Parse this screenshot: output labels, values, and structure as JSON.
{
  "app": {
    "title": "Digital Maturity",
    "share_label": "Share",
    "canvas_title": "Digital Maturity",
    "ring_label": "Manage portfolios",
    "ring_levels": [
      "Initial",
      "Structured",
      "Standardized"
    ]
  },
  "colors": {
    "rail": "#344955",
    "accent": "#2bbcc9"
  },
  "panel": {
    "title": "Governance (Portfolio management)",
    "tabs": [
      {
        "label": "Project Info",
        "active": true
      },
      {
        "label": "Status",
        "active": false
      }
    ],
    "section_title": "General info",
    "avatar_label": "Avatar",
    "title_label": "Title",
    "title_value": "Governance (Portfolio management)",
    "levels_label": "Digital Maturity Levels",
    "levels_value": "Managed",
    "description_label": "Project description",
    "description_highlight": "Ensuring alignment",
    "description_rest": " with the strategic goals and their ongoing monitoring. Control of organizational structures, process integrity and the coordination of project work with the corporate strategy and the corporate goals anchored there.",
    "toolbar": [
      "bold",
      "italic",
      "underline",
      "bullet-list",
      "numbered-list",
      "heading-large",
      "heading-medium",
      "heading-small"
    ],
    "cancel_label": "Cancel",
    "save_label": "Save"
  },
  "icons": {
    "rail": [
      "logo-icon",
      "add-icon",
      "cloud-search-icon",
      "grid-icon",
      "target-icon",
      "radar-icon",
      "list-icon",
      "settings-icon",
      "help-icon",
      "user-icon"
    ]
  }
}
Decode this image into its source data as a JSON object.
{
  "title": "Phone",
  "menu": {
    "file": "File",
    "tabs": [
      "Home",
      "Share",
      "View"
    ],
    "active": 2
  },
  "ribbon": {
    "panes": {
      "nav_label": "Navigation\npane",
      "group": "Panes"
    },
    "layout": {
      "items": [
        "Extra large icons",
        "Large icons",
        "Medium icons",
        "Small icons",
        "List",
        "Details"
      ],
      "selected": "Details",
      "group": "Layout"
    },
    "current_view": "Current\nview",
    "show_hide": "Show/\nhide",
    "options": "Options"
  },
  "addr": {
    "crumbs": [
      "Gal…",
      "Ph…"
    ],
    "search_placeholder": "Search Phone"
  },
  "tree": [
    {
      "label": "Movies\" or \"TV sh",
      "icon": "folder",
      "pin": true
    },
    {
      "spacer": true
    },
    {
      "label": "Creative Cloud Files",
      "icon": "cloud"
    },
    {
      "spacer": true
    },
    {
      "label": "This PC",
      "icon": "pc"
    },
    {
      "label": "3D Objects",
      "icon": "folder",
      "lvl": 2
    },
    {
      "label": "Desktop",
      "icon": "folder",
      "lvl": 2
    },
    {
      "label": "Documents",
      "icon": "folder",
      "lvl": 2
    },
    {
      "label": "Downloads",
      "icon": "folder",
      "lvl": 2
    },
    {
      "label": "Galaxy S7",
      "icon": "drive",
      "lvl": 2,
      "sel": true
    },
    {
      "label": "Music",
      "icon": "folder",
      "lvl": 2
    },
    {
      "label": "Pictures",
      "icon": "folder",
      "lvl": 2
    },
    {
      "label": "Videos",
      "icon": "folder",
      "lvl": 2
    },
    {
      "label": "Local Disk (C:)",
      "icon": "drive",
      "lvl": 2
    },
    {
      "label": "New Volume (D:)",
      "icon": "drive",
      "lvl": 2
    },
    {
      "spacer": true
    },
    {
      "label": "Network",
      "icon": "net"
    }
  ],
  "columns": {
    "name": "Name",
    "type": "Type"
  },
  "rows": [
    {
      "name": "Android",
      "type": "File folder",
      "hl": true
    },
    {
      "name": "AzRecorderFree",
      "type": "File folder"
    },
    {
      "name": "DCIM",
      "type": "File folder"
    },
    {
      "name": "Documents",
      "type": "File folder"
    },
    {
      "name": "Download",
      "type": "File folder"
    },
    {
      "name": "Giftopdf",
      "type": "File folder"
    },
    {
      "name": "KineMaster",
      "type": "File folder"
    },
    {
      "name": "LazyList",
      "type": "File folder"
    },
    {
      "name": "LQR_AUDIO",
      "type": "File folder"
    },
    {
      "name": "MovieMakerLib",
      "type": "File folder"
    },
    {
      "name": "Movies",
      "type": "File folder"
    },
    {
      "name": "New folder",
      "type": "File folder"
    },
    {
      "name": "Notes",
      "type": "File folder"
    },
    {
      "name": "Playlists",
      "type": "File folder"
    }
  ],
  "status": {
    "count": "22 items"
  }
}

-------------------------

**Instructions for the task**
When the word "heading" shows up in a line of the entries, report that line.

**Task solution**
      "heading-large",
      "heading-medium",
      "heading-small"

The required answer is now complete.